3
$\begingroup$

A fixed point f of a fixed-point combinator would be a function that has itself as a fixed point: f(f) = f. The only such function I could come up with is id, which by definition has the apparently stronger property that id(x) = x for all x. Equivalently, everything is a fixed point of id.

My question is: is this actually a stronger property (in untyped lambda calculus), or is id the only function with f(f) = f?

$\endgroup$

1 Answer 1

5
$\begingroup$

If by "$=$" you mean $\beta$-equality, then the answer is yes, $MX=X$ for all $X$ is a stronger property than $MM=M$.

For example, let $$A := \lambda a.aa(aa)$$ (to save parentheses, I am using the standard left-associative notation for application; in your notation, the above term would be $\lambda a.a(a)(a(a))$) and take $$M := AA.$$ We clearly have $M\to MM$ and therefore $MM=M$. On the other hand, for any normal form $N$, $MN\neq N$, because $MN$ does not normalize (in fact, $M$ does not have a head normal form).

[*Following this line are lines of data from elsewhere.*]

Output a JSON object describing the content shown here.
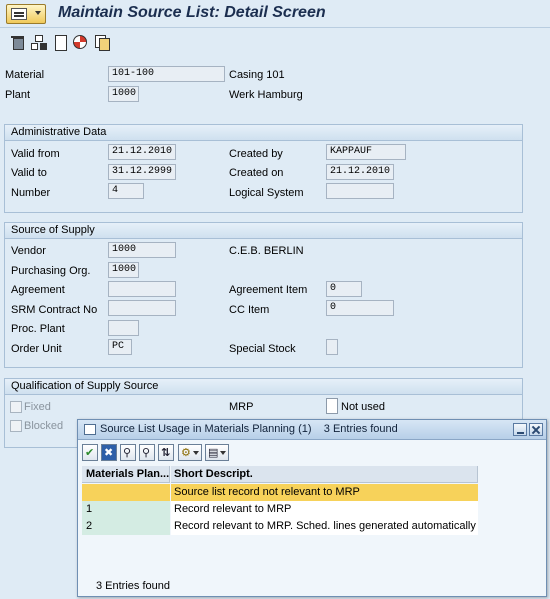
{
  "app": {
    "title": "Maintain Source List: Detail Screen"
  },
  "header": {
    "material_label": "Material",
    "material_value": "101-100",
    "material_desc": "Casing 101",
    "plant_label": "Plant",
    "plant_value": "1000",
    "plant_desc": "Werk Hamburg"
  },
  "admin": {
    "title": "Administrative Data",
    "valid_from_label": "Valid from",
    "valid_from": "21.12.2010",
    "valid_to_label": "Valid to",
    "valid_to": "31.12.2999",
    "number_label": "Number",
    "number": "4",
    "created_by_label": "Created by",
    "created_by": "KAPPAUF",
    "created_on_label": "Created on",
    "created_on": "21.12.2010",
    "logical_system_label": "Logical System",
    "logical_system": ""
  },
  "supply": {
    "title": "Source of Supply",
    "vendor_label": "Vendor",
    "vendor": "1000",
    "vendor_desc": "C.E.B. BERLIN",
    "porg_label": "Purchasing Org.",
    "porg": "1000",
    "agreement_label": "Agreement",
    "agreement": "",
    "agreement_item_label": "Agreement Item",
    "agreement_item": "0",
    "srm_label": "SRM Contract No",
    "srm": "",
    "cc_item_label": "CC Item",
    "cc_item": "0",
    "proc_plant_label": "Proc. Plant",
    "proc_plant": "",
    "order_unit_label": "Order Unit",
    "order_unit": "PC",
    "special_stock_label": "Special Stock",
    "special_stock": ""
  },
  "qualification": {
    "title": "Qualification of Supply Source",
    "fixed_label": "Fixed",
    "blocked_label": "Blocked",
    "mrp_label": "MRP",
    "mrp_value": "",
    "mrp_desc": "Not used"
  },
  "popup": {
    "title_part1": "Source List Usage in Materials Planning (1)",
    "title_part2": "3 Entries found",
    "col1": "Materials Plan...",
    "col2": "Short Descript.",
    "rows": [
      {
        "code": "",
        "desc": "Source list record not relevant to MRP"
      },
      {
        "code": "1",
        "desc": "Record relevant to MRP"
      },
      {
        "code": "2",
        "desc": "Record relevant to MRP. Sched. lines generated automatically"
      }
    ],
    "status": "3 Entries found",
    "buttons": {
      "ok": "✔",
      "cancel": "✖",
      "find": "⚲",
      "find_next": "⚲",
      "sort": "⇅",
      "settings": "⚙",
      "print": "▤"
    }
  },
  "colors": {
    "background": "#dfebf5",
    "selected_row": "#f7d25a",
    "key_column": "#d4ece3"
  },
  "icons": [
    "trash-icon",
    "hierarchy-icon",
    "new-document-icon",
    "help-lifebuoy-icon",
    "copy-icon"
  ]
}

$\endgroup$
2
  • $\begingroup$ Thanks so much for the elegant counter-example. Do you know if the same would hold when only considering normalizing terms? I think it's an important restriction because a normalizing term is meaningful as a function and we could see how it differs semantically from the identity. $\endgroup$ Commented Jul 22, 2021 at 22:24
  • 1
    $\begingroup$ It's easy to see that $MM=M$ for $M$ normalizable implies that $NN\to^\ast N$ where $N$ is the normal form of $M$. I can't quickly come up with an example of normal term different from the identity which reduces to itself when applied to itself, but I'm not convinced it does not exist... I honestly don't know! $\endgroup$ Commented Jul 24, 2021 at 6:12

Your Answer

By clicking “Post Your Answer”, you agree to our terms of service and acknowledge you have read our privacy policy.

Not the answer you're looking for? Browse other questions tagged or ask your own question.